We also have one of the most famous Beatle performances ever, a rare moment where you can hear them at their early best, including John's famous cheeky on-stage request to the audience, which included British royalty. "For our last number, I'd like to ask your help. Would the people in the cheaper seats clap your hands. And the rest of you if you'd just rattle your jewelry." For your enjoyment, The Royal Variety Show Live at in 1963, featuring From Me To You, Till There Was You, and Twist and Shout.
Here's another exceptional video of "Twist and Shout" live.
Beatlemania at its height! "She Loves You" and "Twist and Shout" in full color in Manchester 1963 where the screams are a trip unto themselves, as they were at ALL Beatle concerts!
This site, Beatles videos, has so many that you could spend a week watching them all. He claims 280, and updates them regularly. A real treasure trove for Beatle fans.
However, if you don't want to pick through that site, here are some great performances from 1964-1966!
"Things We Said Today" (1964)
"I'm A Loser" in Paris, 1965.
The next 2 videos are from Blackpool Night Out, August 1965:
Here's a great performance from 1966 Germany, "Nowhere Man."
Here's "Day Tripper," "Baby's In Black," "I Feel Fine," and "Yesterday" (Yesterday is cut short)
From 1966 Japan, "She's A Woman."
Here's John with the Beatles at the end performing Come Together, and here's a masterpiece of a performance at Madison Square Gardens in 1972 with John doing one of his best songs and one of my all time favorites, Instant Karma.
For those who just can't get enough of the early Beatles when they truly were at the top of their game, here are a bunch of live performances, lip synched as was the custom of the day:
Here's the original promo video for the Beatles' "Strawberry Fields Forever," considered by some sources as the first music video.
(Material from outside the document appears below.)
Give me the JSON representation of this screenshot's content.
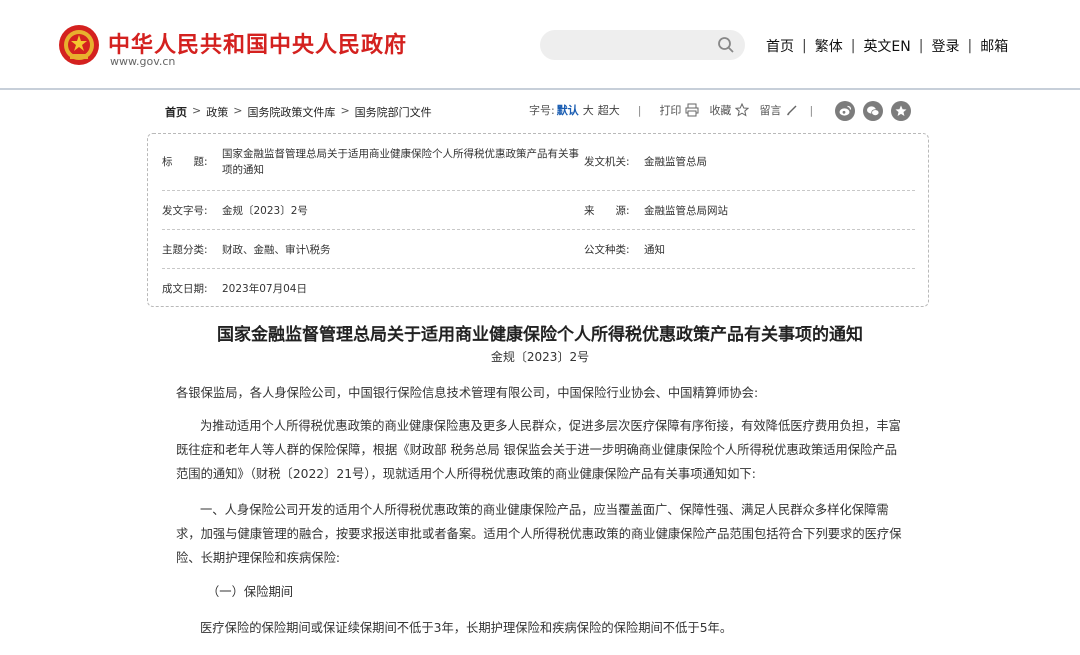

Here are some non-musical videos of the wit, wisdom, and life of John Lennon:
Here's 4 minutes of funny clips of John Lennon.
Here's a 9 minute clip called "The Comedy of John Lennon"
Here's a a 10 minute clip called "The Truth About John Lennon" featuring historical reminiscing by his sister and members of The Quarrymen (his first group) about JL's childhood, mother, early art, and wit.
For your perusal, a John Lennon Biography
Another creative work incorporating several performances re-edited by a fan is "You Can't Do That," with several Beatle media interviews showcasing their wit, humor, and charm that captivated the entire world at this link. It was definitely a more innocent time, filled with magic and wonder.
Here's last year's birthday featuring links to all 3 Beatle performances on the Ed Sullivan show in early 1964, here's A Happy 2008 Video Birthday to John Lennon, A Man for All Ages
Beatles in his 20s, adrift amidst the personal wreckage of his past in his early 30s, devoted husband and father in his late 30s, dead at 40. Here's a happy 69th RIP birthday greeting to you, John Lennon. The world is a better place for you having lived, and in your death we lost one who could rally the whole world for peace.
I suppose that's your gift to all of us, that we should stop looking to another to take the lead, and each of us take the lead instead, as best we can. Thanks for the memories and inspiration. Starting Over. Gimme Some Truth. All You Need Is Love. Give Peace A Chance.
© Copyright 2009 Robert Wilkinson
(Yes, this is a variation on what I posted two years ago, but with many new and different videos.....)